WHAT IS BEING ASKED: Using the material below, tally each line with the string "description" and report only the total.

################

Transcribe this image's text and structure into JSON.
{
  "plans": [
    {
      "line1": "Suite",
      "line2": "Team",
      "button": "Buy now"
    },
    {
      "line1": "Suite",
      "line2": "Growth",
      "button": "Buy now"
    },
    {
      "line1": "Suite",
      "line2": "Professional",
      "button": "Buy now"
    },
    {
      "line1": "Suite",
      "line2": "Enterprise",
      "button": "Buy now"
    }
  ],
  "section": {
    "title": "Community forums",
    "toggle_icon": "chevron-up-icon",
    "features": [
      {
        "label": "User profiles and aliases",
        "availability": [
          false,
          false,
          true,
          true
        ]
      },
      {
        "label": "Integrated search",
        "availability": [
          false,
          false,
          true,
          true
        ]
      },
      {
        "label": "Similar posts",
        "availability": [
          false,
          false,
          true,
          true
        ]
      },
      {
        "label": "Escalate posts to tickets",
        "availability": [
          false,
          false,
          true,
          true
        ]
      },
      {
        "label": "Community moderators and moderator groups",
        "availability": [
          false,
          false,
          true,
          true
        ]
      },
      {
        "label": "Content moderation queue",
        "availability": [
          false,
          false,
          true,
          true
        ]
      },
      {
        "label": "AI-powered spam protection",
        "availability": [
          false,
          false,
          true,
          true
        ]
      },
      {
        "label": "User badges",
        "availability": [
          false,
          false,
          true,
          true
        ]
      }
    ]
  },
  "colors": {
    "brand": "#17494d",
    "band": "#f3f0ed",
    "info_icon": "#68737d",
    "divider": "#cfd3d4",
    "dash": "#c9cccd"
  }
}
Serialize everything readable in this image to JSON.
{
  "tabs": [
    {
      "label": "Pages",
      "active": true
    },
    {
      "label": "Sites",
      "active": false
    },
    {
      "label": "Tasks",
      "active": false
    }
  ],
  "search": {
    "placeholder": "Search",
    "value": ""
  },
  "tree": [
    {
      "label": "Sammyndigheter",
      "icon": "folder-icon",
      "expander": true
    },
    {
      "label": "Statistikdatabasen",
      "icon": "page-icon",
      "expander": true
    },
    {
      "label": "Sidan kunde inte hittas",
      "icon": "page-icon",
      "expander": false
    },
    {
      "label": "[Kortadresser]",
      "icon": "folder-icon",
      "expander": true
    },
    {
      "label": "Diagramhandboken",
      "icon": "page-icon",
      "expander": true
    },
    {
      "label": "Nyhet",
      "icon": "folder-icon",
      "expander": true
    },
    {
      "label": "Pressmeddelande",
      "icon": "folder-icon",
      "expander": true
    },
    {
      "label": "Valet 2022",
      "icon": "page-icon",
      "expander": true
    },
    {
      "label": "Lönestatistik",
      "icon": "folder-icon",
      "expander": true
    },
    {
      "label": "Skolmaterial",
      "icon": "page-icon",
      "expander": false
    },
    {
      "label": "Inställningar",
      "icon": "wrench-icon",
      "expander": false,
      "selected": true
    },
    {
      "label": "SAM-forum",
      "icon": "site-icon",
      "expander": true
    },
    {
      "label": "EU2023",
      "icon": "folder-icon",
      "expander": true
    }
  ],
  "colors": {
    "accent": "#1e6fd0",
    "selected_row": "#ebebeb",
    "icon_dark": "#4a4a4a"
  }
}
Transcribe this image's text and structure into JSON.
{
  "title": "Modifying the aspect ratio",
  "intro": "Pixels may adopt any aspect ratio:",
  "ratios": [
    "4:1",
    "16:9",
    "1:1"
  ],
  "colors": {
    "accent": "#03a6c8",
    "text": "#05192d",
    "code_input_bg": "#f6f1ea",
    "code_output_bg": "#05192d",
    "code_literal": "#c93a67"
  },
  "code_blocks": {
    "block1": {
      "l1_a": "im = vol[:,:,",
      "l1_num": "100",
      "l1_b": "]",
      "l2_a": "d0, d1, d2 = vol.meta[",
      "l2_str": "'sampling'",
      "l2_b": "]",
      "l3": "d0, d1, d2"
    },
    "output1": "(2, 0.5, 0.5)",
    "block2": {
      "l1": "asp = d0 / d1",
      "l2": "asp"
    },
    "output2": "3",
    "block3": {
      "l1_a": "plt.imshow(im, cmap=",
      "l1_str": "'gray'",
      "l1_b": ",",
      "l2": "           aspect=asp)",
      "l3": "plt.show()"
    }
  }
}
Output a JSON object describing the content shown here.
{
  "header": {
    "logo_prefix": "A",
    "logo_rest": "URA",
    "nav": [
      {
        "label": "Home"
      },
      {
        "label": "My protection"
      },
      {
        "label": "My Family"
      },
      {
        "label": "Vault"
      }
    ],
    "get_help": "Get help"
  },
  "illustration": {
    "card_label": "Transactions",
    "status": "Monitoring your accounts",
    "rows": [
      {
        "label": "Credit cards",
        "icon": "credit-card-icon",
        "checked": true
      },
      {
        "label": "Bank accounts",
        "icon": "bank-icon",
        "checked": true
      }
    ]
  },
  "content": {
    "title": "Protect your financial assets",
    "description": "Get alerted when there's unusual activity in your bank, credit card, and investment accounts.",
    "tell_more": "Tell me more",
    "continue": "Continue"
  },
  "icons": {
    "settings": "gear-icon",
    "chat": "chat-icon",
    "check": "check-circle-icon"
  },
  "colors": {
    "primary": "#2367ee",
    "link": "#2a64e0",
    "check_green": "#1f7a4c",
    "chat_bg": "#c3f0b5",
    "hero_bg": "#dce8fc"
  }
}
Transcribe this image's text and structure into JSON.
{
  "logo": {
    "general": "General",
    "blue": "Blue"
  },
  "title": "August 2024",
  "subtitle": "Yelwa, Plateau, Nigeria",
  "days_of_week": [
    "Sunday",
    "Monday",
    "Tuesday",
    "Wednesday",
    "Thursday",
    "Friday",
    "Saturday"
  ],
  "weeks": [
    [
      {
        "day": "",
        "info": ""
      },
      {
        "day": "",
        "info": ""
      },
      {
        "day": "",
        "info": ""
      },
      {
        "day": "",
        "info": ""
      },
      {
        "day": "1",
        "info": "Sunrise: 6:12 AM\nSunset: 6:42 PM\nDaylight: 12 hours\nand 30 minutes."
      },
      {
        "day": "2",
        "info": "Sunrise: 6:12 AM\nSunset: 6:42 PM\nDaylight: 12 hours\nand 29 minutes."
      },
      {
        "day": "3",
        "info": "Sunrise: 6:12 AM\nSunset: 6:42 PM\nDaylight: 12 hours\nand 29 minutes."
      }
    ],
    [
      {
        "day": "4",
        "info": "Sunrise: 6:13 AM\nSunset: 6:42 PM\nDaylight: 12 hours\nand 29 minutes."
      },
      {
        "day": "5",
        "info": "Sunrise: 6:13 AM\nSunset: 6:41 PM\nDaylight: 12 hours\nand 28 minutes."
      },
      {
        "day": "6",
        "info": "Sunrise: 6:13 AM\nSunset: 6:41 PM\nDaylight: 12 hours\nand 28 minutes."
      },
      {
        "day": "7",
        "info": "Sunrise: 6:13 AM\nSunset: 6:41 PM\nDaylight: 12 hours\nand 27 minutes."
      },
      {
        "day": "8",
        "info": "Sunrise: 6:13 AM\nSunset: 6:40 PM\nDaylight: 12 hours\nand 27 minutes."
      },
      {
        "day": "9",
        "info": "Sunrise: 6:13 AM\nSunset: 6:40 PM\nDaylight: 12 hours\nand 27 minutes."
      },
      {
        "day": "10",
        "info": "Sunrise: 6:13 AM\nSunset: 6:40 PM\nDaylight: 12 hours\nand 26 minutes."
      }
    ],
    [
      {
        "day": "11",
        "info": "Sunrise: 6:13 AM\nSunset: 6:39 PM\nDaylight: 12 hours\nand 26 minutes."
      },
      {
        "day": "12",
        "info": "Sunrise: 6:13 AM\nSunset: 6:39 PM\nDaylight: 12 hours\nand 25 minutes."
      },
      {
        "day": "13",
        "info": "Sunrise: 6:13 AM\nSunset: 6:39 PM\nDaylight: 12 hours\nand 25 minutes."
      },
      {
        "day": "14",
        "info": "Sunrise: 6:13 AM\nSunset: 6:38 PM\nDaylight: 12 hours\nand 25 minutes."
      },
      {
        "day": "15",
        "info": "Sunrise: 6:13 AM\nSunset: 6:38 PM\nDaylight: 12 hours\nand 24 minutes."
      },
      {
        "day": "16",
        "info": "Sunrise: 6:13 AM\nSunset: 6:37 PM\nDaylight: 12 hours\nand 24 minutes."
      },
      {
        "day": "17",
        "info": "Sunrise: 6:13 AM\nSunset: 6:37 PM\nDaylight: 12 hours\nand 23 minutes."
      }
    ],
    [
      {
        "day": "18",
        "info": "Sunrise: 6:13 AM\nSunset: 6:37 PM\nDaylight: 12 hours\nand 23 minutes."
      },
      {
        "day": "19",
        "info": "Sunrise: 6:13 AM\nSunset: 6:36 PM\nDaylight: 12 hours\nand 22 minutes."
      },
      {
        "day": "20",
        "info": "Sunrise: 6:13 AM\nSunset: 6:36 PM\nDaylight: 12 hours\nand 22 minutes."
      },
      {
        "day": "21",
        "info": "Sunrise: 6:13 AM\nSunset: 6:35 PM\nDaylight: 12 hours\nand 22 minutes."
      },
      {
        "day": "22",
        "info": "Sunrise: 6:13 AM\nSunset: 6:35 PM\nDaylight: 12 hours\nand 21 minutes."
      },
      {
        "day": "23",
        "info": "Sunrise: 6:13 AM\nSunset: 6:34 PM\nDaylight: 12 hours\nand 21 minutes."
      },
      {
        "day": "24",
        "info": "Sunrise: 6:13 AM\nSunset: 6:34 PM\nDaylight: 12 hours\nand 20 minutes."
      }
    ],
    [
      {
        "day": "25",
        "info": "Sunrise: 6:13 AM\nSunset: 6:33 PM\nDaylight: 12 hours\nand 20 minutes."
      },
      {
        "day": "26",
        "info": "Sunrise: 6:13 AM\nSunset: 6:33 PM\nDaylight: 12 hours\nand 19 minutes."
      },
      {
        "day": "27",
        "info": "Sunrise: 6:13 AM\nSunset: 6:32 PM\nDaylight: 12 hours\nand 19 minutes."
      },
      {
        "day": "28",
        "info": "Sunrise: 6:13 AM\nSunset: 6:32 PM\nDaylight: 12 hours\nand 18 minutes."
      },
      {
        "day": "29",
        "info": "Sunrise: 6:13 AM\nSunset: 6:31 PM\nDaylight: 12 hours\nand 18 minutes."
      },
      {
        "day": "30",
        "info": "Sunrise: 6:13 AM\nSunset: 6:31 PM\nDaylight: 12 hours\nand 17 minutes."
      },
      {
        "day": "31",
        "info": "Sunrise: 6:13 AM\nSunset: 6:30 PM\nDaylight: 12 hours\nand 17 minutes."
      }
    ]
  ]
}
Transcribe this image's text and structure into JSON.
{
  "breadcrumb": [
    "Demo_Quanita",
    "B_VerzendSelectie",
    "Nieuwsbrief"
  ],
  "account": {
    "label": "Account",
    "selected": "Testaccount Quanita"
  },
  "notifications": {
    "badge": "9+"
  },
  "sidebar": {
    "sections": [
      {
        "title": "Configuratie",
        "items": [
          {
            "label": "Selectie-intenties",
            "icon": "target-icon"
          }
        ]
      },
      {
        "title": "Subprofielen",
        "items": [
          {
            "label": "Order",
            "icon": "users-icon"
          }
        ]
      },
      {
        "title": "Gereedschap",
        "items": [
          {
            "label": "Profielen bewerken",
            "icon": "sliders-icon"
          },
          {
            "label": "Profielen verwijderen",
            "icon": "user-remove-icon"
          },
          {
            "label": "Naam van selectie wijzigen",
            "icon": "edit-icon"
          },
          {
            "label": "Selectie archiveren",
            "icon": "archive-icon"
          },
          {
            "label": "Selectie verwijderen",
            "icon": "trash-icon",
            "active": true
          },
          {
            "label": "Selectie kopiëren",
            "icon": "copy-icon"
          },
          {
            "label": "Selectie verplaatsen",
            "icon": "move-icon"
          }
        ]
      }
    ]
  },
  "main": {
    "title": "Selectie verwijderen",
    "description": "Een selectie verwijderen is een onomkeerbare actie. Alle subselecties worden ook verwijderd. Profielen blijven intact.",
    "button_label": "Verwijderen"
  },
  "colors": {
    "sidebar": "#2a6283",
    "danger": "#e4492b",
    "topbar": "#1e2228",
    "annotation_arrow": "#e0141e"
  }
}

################

OUTPUT OF THE TASK: 2